Restore Tibetans’ Rights to Assembly, Expression and Movement
(Washington, DC) - The Nepali police’s recent abuses of and threats to deport Tibetan protestors in Kathmandu betray the government’s own record of restoring rights, Amnesty International and Human Rights Watch said in a joint letter to the government today.
The letter to Prime Minister Girija Prasad Koirala identifies several key concerns about the treatment of Tibetans since demonstrations began on March 10. Since that time, Nepali police have arrested and detained more than 1,500 people and preemptively arrested others they believe likely to participate in demonstrations, targeting in particular anyone they believe to be Tibetan.
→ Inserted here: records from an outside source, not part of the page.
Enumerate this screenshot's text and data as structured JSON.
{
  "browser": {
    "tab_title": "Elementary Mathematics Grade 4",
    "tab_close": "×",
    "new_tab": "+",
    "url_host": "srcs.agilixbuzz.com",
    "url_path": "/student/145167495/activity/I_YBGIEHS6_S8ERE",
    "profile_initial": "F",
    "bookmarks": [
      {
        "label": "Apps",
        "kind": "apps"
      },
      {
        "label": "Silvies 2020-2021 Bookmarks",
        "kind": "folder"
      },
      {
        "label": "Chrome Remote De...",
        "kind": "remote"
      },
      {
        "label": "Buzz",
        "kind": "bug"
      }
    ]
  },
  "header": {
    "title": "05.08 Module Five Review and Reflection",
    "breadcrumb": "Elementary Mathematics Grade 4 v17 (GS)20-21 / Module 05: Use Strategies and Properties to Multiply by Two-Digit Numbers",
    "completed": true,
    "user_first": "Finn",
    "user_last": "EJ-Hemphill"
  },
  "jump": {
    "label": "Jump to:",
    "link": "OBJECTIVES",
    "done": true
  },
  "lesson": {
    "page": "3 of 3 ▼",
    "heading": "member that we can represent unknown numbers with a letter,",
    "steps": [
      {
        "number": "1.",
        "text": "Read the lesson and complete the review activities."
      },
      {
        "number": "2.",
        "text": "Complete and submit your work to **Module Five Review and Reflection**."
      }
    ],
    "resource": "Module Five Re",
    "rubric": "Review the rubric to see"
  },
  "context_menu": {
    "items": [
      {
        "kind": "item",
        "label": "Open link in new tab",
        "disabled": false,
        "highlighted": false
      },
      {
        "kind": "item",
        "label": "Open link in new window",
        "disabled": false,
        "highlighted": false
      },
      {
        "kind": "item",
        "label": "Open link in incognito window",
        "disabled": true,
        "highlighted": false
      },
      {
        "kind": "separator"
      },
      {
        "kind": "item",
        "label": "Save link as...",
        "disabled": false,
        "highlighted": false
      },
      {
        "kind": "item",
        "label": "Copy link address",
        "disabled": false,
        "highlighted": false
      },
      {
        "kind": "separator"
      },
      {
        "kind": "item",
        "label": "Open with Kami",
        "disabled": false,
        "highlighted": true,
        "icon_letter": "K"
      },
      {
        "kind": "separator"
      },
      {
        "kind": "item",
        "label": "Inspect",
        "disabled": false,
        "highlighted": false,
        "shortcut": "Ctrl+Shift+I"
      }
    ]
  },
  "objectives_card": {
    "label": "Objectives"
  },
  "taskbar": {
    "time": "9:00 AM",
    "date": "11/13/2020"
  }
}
Amnesty International and Human Rights Watch are particularly concerned about increasing evidence of the police’s use of sexual and other forms of assault. Police have further threatened Tibetan protesters with deportation, which would also constitute a serious violation of Nepal’s international human rights obligations.
Despite being a party to the International Covenant on Civil and Political Rights, senior government officials have denied the rights to assembly and expression on the grounds that “anti-China activities” are prohibited in Nepal.
Amnesty International and Human Rights Watch called on the government of Nepal to immediately restore the rights to freedom of assembly, expression, and movement, by allowing Tibetans to go about their daily lives and carry out peaceful protests without fear of arrests or threat of deportation.